“Elephants are highly endangered wild animals and should be treated as such. They are not meant to be ridden or played with in any way. Tourists should not partake in activities that keep elephants out of their natural habitat and in unnatural settings, such as walking around Angkor Wat or through traffic at Bayon temple to take a selfie. Visitors are welcome to visit the Elephant Valley Project in Mondulkiri. We take elephants out of the logging and tourist trekking industry and rehome and rehabilitate them in their natural environment. Visitors can contribute to the better welfare of the captive elephants as well as funding the protection of wild elephants.” – Jack Highwood, Elephant Valley Project

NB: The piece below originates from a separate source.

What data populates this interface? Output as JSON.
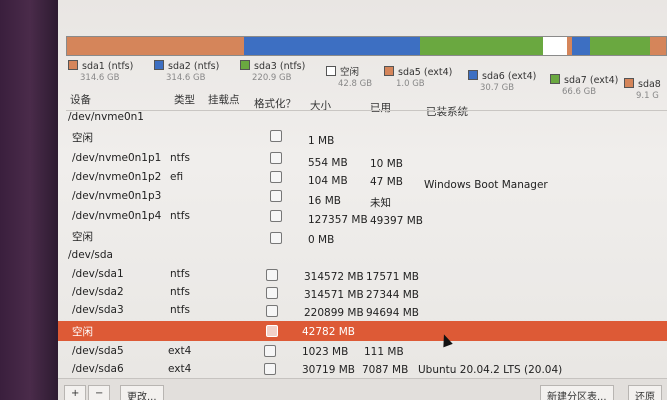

“Quite simply, people should think before they purchase. Don’t be afraid to refuse single-use plastic – as most people now do in their home countries. Visitors should be aware that, as a developing country, recycling and waste disposal are not particularly efficient or well-established here, and education about the issues is not as great. The big three single-use plastic problems are water bottles, plastic straws and plastic bags – all can be easily avoided and in many cases they can support community initiatives in doing so. ‘Refusing, reusing and reducing’ should be tourists’ adopted motto while travelling through Southeast Asia.” – Dean McLachlan, Refill Not Landfill Cambodia

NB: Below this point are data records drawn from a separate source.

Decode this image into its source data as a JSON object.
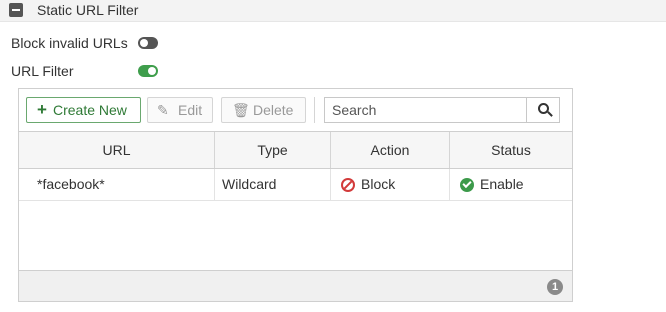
{
  "section": {
    "title": "Static URL Filter",
    "collapse_icon": "minus-square-icon"
  },
  "settings": {
    "block_invalid_urls": {
      "label": "Block invalid URLs",
      "enabled": false
    },
    "url_filter": {
      "label": "URL Filter",
      "enabled": true
    }
  },
  "toolbar": {
    "create_label": "Create New",
    "edit_label": "Edit",
    "delete_label": "Delete",
    "search_placeholder": "Search"
  },
  "table": {
    "columns": [
      "URL",
      "Type",
      "Action",
      "Status"
    ],
    "rows": [
      {
        "url": "*facebook*",
        "type": "Wildcard",
        "action": "Block",
        "status": "Enable"
      }
    ]
  },
  "footer": {
    "count": "1"
  },
  "colors": {
    "enabled_green": "#3f9e4c",
    "block_red": "#d23a3a",
    "toggle_off": "#555555"
  }
}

“Frankly, no tourists should ever visit orphanages – in Cambodia or anywhere else. In most countries this is absolutely not allowed, as it raises many child protection issues through inappropriate access to vulnerable children. Would you (and could you) do this at home? No. So why think it’s OK in Cambodia? It’s not. In Cambodia, we have the additional issue of children who are unnecessarily institutionalised in orphanages run as businesses. This exploits the children, most of whom are not orphans and many of whom have been trafficked into ‘care’. The directors of these institutions know that people want to support children perceived as abandoned or neglected.” – James Sutherland, Friends International
Giving to beggars
“Most of the children selling things don’t live on the streets; rather, they are children who work on the streets. People often believe that if they give money, food or gifts to begging children, they can, in some small way, help them to escape from their current situation. Unfortunately, the reality is that they play a small part in locking them in, encouraging them to continue begging. There are better ways to offer support – we suggest using businesses with a social impact, such as training restaurants and shops, or donating to organisations that support children and their families.” – Michael Horton, ConCERT
This article was published in the 2018 edition of Discover magazine. For more content, click here.